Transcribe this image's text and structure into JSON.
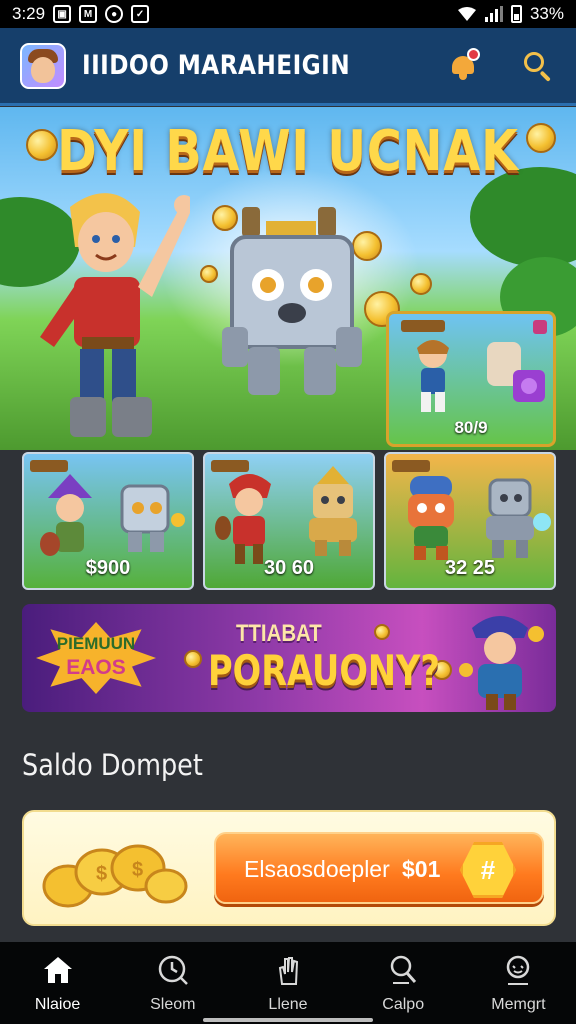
{
  "status_bar": {
    "time": "3:29",
    "battery": "33%"
  },
  "app_bar": {
    "title": "IIIDOO MARAHEIGIN"
  },
  "hero": {
    "title": "DYI BAWI UCNAK",
    "featured_price": "80/9"
  },
  "games": [
    {
      "price": "$900"
    },
    {
      "price": "30 60"
    },
    {
      "price": "32 25"
    }
  ],
  "promo": {
    "badge_line1": "PIEMUUN",
    "badge_line2": "EAOS",
    "subtitle": "TTIABAT",
    "title": "PORAUONY?"
  },
  "wallet": {
    "section_title": "Saldo Dompet",
    "button_label": "Elsaosdoepler",
    "amount": "$01",
    "button_icon": "#"
  },
  "nav": [
    {
      "label": "Nlaioe",
      "icon": "home-icon",
      "active": true
    },
    {
      "label": "Sleom",
      "icon": "clock-icon",
      "active": false
    },
    {
      "label": "Llene",
      "icon": "hand-icon",
      "active": false
    },
    {
      "label": "Calpo",
      "icon": "search-icon",
      "active": false
    },
    {
      "label": "Memgrt",
      "icon": "profile-icon",
      "active": false
    }
  ],
  "colors": {
    "app_bar": "#163f6b",
    "background": "#2f3237",
    "accent_gold": "#ffd84a",
    "button_orange": "#ff7a1e",
    "nav_bg": "#050607"
  }
}
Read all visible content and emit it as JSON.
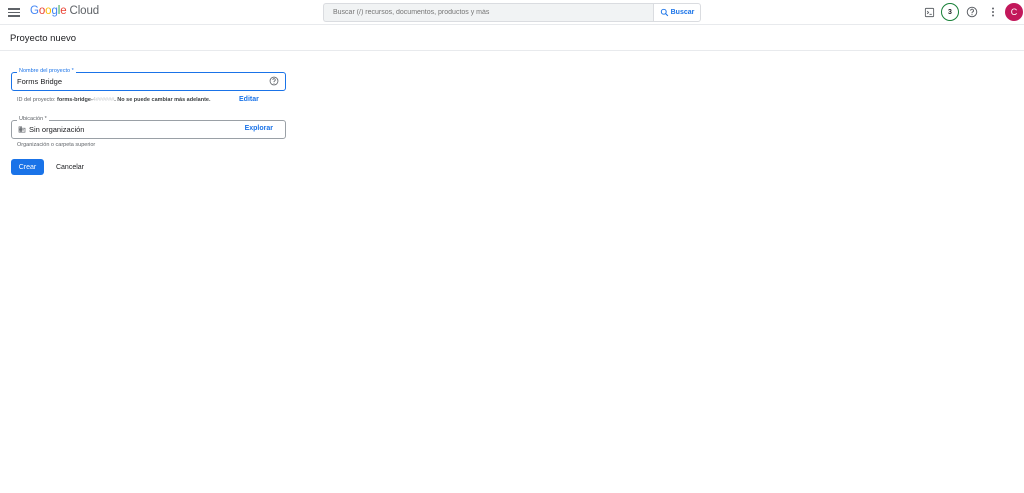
{
  "header": {
    "logo_google": "Google",
    "logo_cloud": "Cloud",
    "search_placeholder": "Buscar (/) recursos, documentos, productos y más",
    "search_button_label": "Buscar",
    "notifications_count": "3",
    "avatar_initial": "C",
    "icons": [
      "menu-icon",
      "search-icon",
      "cloud-shell-icon",
      "help-icon",
      "more-vert-icon"
    ]
  },
  "page": {
    "title": "Proyecto nuevo"
  },
  "form": {
    "project_name_label": "Nombre del proyecto *",
    "project_name_value": "Forms Bridge",
    "project_id_prefix": "ID del proyecto: ",
    "project_id_value": "forms-bridge-",
    "project_id_suffix": "4######",
    "project_id_note": ". No se puede cambiar más adelante.",
    "edit_label": "Editar",
    "location_label": "Ubicación *",
    "location_value": "Sin organización",
    "explore_label": "Explorar",
    "location_hint": "Organización o carpeta superior",
    "create_label": "Crear",
    "cancel_label": "Cancelar"
  },
  "colors": {
    "accent": "#1a73e8",
    "badge_ring": "#188038",
    "avatar_bg": "#c2185b"
  }
}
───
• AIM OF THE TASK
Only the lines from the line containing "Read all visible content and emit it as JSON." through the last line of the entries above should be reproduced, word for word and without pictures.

• YOUR RESPONSE
Read all visible content and emit it as JSON.
{
  "header": {
    "logo_google": "Google",
    "logo_cloud": "Cloud",
    "search_placeholder": "Buscar (/) recursos, documentos, productos y más",
    "search_button_label": "Buscar",
    "notifications_count": "3",
    "avatar_initial": "C",
    "icons": [
      "menu-icon",
      "search-icon",
      "cloud-shell-icon",
      "help-icon",
      "more-vert-icon"
    ]
  },
  "page": {
    "title": "Proyecto nuevo"
  },
  "form": {
    "project_name_label": "Nombre del proyecto *",
    "project_name_value": "Forms Bridge",
    "project_id_prefix": "ID del proyecto: ",
    "project_id_value": "forms-bridge-",
    "project_id_suffix": "4######",
    "project_id_note": ". No se puede cambiar más adelante.",
    "edit_label": "Editar",
    "location_label": "Ubicación *",
    "location_value": "Sin organización",
    "explore_label": "Explorar",
    "location_hint": "Organización o carpeta superior",
    "create_label": "Crear",
    "cancel_label": "Cancelar"
  },
  "colors": {
    "accent": "#1a73e8",
    "badge_ring": "#188038",
    "avatar_bg": "#c2185b"
  }
}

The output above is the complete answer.